[REQUIREMENT]: Every line in the data below that includes "Personas" belongs in the answer, copied as it stands.
::: SUPPLIED DATA
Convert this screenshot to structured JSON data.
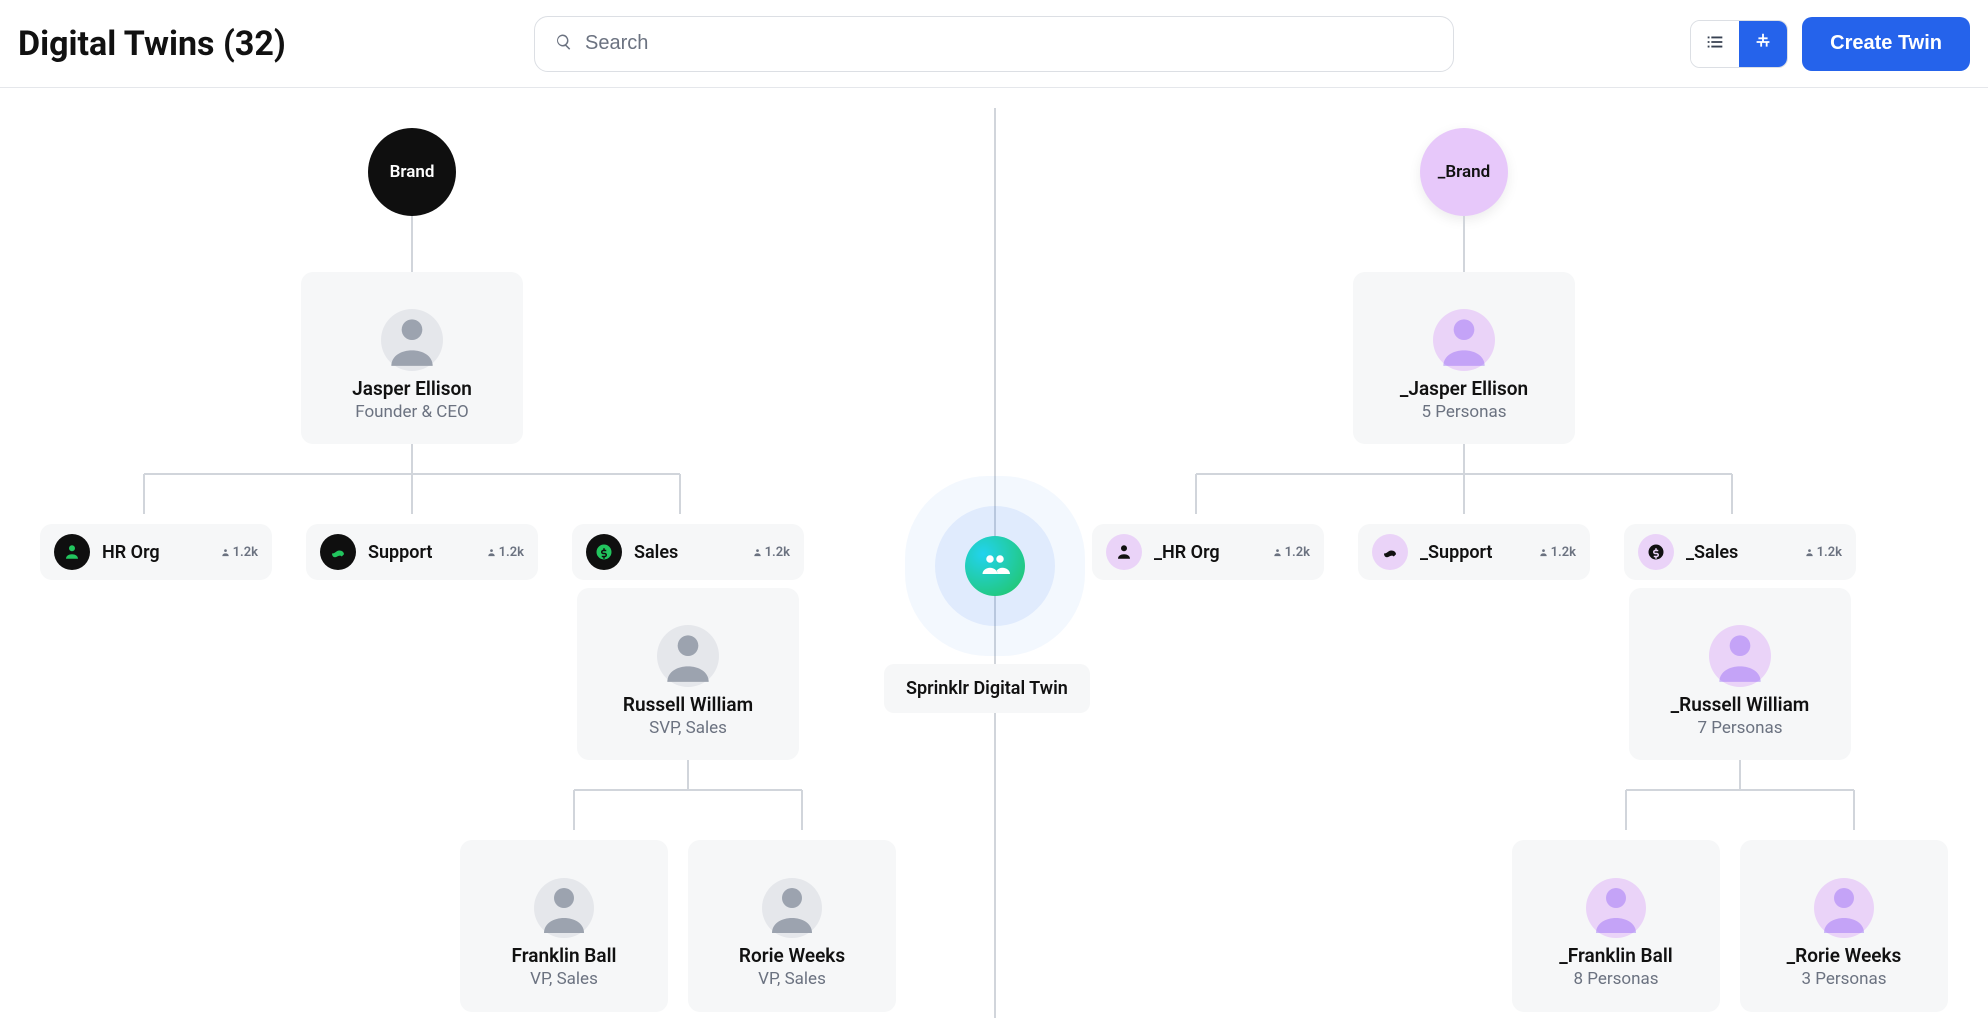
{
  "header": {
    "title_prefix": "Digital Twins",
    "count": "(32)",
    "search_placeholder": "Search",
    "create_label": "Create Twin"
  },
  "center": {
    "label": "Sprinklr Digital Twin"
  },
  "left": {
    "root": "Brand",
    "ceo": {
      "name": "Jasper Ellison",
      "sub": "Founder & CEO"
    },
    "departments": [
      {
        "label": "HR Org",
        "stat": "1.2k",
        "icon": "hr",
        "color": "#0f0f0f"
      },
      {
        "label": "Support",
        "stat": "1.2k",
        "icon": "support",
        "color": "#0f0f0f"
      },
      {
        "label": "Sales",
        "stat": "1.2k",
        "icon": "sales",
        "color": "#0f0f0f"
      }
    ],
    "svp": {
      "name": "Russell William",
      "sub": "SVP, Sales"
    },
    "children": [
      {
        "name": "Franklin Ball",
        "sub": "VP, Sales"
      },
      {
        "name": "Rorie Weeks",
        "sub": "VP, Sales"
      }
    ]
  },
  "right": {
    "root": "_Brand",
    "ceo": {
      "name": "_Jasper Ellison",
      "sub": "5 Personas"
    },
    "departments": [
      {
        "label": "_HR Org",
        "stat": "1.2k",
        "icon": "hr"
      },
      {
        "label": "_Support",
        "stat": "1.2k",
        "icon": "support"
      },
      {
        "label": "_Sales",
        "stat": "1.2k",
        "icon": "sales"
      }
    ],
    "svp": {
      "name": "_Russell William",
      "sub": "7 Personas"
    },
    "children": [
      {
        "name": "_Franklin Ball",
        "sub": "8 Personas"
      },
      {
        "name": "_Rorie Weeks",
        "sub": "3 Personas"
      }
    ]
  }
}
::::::
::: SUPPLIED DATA
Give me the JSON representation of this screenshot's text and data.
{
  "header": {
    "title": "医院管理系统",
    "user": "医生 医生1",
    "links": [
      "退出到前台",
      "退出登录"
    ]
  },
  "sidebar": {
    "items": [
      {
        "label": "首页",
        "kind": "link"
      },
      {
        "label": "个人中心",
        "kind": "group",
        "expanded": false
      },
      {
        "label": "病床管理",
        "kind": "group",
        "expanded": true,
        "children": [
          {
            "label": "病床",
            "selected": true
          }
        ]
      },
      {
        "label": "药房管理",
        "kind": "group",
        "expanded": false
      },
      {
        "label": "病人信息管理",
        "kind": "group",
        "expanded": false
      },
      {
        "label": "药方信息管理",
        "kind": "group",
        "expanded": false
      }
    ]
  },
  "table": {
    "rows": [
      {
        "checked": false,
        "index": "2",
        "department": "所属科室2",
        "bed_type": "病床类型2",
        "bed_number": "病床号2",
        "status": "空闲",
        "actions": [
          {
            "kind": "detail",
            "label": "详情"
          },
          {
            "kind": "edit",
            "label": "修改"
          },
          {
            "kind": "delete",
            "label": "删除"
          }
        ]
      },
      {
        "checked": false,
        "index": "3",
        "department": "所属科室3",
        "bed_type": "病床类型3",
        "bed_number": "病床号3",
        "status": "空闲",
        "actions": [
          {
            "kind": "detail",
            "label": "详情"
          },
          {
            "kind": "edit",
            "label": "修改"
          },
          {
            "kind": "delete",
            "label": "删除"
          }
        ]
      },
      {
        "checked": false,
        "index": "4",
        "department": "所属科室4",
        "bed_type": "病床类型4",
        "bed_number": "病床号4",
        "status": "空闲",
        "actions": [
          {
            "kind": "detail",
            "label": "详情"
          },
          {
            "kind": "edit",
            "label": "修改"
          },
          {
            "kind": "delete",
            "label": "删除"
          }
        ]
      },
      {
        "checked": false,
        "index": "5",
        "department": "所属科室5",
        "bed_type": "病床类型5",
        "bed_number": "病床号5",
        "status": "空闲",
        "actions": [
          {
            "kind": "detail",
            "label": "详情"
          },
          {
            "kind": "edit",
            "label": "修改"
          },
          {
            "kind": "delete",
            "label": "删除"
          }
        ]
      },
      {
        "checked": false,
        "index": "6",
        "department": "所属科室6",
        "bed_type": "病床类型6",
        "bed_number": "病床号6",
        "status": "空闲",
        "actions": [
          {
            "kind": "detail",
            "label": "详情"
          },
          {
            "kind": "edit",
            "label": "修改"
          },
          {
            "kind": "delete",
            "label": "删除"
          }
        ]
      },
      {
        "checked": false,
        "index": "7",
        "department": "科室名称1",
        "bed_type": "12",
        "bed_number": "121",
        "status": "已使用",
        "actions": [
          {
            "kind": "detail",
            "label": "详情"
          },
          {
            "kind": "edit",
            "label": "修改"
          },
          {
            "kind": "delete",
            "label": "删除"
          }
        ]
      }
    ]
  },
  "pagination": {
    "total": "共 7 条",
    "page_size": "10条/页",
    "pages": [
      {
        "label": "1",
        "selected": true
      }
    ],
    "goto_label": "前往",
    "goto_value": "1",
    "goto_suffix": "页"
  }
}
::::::
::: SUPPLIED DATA
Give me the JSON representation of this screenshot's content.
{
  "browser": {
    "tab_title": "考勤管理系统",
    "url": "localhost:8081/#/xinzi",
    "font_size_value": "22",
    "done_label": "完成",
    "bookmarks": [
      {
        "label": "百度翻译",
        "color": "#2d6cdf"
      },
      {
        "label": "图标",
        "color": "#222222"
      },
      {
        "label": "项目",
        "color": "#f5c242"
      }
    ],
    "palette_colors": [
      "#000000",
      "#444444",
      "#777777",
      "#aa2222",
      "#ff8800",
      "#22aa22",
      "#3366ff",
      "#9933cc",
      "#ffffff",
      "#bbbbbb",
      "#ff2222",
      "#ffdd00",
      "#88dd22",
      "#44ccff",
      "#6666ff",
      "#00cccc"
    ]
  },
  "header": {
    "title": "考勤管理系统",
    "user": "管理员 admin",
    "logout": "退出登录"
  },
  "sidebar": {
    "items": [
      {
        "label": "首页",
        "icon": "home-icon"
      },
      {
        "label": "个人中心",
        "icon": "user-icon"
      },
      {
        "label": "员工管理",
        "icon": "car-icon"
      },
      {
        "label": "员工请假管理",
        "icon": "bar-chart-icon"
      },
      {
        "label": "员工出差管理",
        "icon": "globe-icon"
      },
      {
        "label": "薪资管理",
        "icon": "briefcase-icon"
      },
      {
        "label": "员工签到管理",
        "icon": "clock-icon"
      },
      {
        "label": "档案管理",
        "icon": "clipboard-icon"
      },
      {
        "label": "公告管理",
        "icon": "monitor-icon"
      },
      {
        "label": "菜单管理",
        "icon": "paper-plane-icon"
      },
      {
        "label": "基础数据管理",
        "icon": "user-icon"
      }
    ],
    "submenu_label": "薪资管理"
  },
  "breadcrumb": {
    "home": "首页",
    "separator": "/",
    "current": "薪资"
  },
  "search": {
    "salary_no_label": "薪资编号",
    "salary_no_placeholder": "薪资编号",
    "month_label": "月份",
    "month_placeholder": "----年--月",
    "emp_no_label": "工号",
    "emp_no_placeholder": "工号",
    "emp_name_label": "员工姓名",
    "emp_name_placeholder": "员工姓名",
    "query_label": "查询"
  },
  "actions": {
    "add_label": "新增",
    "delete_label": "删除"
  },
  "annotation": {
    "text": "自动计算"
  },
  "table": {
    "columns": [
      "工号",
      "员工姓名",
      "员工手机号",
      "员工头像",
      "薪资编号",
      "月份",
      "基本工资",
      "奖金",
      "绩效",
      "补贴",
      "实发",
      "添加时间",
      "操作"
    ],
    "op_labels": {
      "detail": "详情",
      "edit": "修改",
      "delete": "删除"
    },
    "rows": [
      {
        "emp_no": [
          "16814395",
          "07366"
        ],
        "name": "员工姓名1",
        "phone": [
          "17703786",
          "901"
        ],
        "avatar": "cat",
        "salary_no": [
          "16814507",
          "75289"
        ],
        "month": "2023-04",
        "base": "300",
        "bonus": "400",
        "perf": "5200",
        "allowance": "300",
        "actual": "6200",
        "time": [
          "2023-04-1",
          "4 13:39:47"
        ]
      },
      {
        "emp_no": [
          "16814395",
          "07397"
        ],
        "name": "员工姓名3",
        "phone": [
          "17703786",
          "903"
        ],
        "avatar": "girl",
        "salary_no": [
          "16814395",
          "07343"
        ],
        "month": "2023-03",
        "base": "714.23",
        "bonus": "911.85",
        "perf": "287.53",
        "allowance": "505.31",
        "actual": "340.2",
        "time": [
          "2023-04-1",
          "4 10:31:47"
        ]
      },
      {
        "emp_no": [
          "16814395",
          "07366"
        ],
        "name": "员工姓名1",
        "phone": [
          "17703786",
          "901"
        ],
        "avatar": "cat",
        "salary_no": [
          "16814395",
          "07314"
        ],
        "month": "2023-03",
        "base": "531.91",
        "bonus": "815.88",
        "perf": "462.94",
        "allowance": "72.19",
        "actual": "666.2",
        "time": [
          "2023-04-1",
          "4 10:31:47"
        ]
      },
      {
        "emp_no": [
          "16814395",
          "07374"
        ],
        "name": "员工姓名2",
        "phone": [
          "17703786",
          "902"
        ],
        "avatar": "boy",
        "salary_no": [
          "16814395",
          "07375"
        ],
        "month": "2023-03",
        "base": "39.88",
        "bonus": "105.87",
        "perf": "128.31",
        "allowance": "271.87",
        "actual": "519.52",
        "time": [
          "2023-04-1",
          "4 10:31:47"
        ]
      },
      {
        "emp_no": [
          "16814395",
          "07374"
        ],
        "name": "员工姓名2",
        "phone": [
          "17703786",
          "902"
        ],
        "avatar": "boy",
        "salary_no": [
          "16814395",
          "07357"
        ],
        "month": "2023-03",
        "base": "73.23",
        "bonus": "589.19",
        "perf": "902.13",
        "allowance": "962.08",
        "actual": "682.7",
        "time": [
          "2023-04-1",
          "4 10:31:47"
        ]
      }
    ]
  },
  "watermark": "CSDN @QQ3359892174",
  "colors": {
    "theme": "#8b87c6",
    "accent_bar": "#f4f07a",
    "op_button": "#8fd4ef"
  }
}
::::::
[ANSWER SPACE]:
      "sub": "5 Personas"
      "sub": "7 Personas"
        "sub": "8 Personas"
        "sub": "3 Personas"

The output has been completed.